The cartoon duo have indeed come back strong to MTV, and fans all over the world couldn't be happier with their return.
According to reports on Variety and Zap2it, Beavis and Butthead scored 3.3 million people watching their debut, and Zap2it also confirmed about two thirds of the viewers were young males, "which advertisers loves because they're considered a hard-to-reach demographic."
It was an interesting waiting game to see how Beavis and Butthead would do on their return, and it's not certain yet how many people watching the show are new fans, but they're clearly off to a very good start.
Before Beavis and Butthead came back, their creator Mike Judge did some reflecting on his best known creation. Beavis and Butthead made Judge a fortune when he was about to take a position teaching math, but by 1997, he was burned out.
Judge subsequently moved on to King of the Hill, which was a hit on Fox for 13 seasons, and he also made the beloved 1999 comedy Office Space.
When he was finally ready to try Beavis and Butthead, Judge told Rolling Stone, "it was already a hit once, so if it doesn't go over this time then it's not a big deal."
He also recalled it was MTV's idea to make fun of their own reality TV programming, in part because it's harder to clear music videos to make fun of.
"Part of the reason the show can't sell in syndication is because back in the day those videos were only cleared for MTV," Judge continued.
"No one was thinking that far in advance because they just thought that Beavis and Butt-Head were taking the place of VJs."
Judge also gave a little sneak preview for what to expect in future episodes, including a glimpse of Beavis and Butthead at 80 in a nursing home, a cameo from Daria, and they're also allowed to say "fire" again.
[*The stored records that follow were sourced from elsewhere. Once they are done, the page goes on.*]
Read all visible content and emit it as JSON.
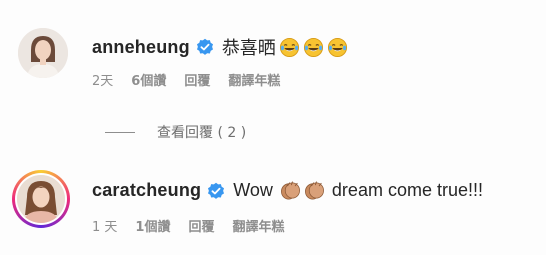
{
  "comments": [
    {
      "username": "anneheung",
      "verified": true,
      "text": "恭喜晒",
      "emojis": [
        "laughing-tears-emoji",
        "laughing-tears-emoji",
        "laughing-tears-emoji"
      ],
      "time": "2天",
      "likes": "6個讚",
      "reply_label": "回覆",
      "translate_label": "翻譯年糕",
      "view_replies": "查看回覆 ( 2 )"
    },
    {
      "username": "caratcheung",
      "verified": true,
      "text_before": "Wow",
      "emojis": [
        "clapping-hands-emoji",
        "clapping-hands-emoji"
      ],
      "text_after": "dream come true!!!",
      "time": "1 天",
      "likes": "1個讚",
      "reply_label": "回覆",
      "translate_label": "翻譯年糕",
      "has_story_ring": true
    }
  ],
  "colors": {
    "verified": "#3897f0",
    "meta": "#8e8e8e",
    "text": "#262626"
  }
}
Of course, you may recall Beavis was banned from saying fire after a little kid who watched the show caused a tragic accident, which brought major controversy to the show, and made MTV move it up to a later time slot so younger kids couldn't watch it.